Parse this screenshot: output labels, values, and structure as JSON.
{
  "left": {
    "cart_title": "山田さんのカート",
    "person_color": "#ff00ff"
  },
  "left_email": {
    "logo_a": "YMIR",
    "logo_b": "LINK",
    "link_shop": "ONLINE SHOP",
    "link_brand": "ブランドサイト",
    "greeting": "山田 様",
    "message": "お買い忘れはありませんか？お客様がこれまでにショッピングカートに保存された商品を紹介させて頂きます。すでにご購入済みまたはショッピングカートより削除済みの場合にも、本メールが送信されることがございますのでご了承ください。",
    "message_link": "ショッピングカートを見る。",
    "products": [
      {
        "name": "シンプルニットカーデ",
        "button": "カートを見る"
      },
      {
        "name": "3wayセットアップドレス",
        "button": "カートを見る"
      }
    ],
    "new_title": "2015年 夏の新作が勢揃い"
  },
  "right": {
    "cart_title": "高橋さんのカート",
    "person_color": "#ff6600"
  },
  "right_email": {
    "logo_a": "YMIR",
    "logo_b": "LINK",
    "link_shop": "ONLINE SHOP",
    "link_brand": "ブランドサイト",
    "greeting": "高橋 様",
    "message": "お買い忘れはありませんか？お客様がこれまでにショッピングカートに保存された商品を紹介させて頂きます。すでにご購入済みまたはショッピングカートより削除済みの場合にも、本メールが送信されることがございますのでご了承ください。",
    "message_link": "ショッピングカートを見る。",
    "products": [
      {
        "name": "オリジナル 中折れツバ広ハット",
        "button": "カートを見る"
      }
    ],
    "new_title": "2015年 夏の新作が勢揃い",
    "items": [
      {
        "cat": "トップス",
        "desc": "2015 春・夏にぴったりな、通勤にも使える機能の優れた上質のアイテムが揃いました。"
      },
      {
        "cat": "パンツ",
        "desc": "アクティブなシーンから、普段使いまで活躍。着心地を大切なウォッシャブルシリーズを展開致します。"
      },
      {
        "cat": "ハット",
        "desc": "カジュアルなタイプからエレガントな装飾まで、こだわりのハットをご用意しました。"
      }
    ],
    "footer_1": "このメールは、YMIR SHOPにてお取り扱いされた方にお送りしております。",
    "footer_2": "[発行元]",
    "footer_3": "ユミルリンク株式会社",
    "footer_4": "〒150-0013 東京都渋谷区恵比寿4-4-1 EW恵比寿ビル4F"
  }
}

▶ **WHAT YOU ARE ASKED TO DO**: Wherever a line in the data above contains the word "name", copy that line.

▶ **WRITTEN RESPONSE**:
        "name": "シンプルニットカーデ",
        "name": "3wayセットアップドレス",
        "name": "オリジナル 中折れツバ広ハット",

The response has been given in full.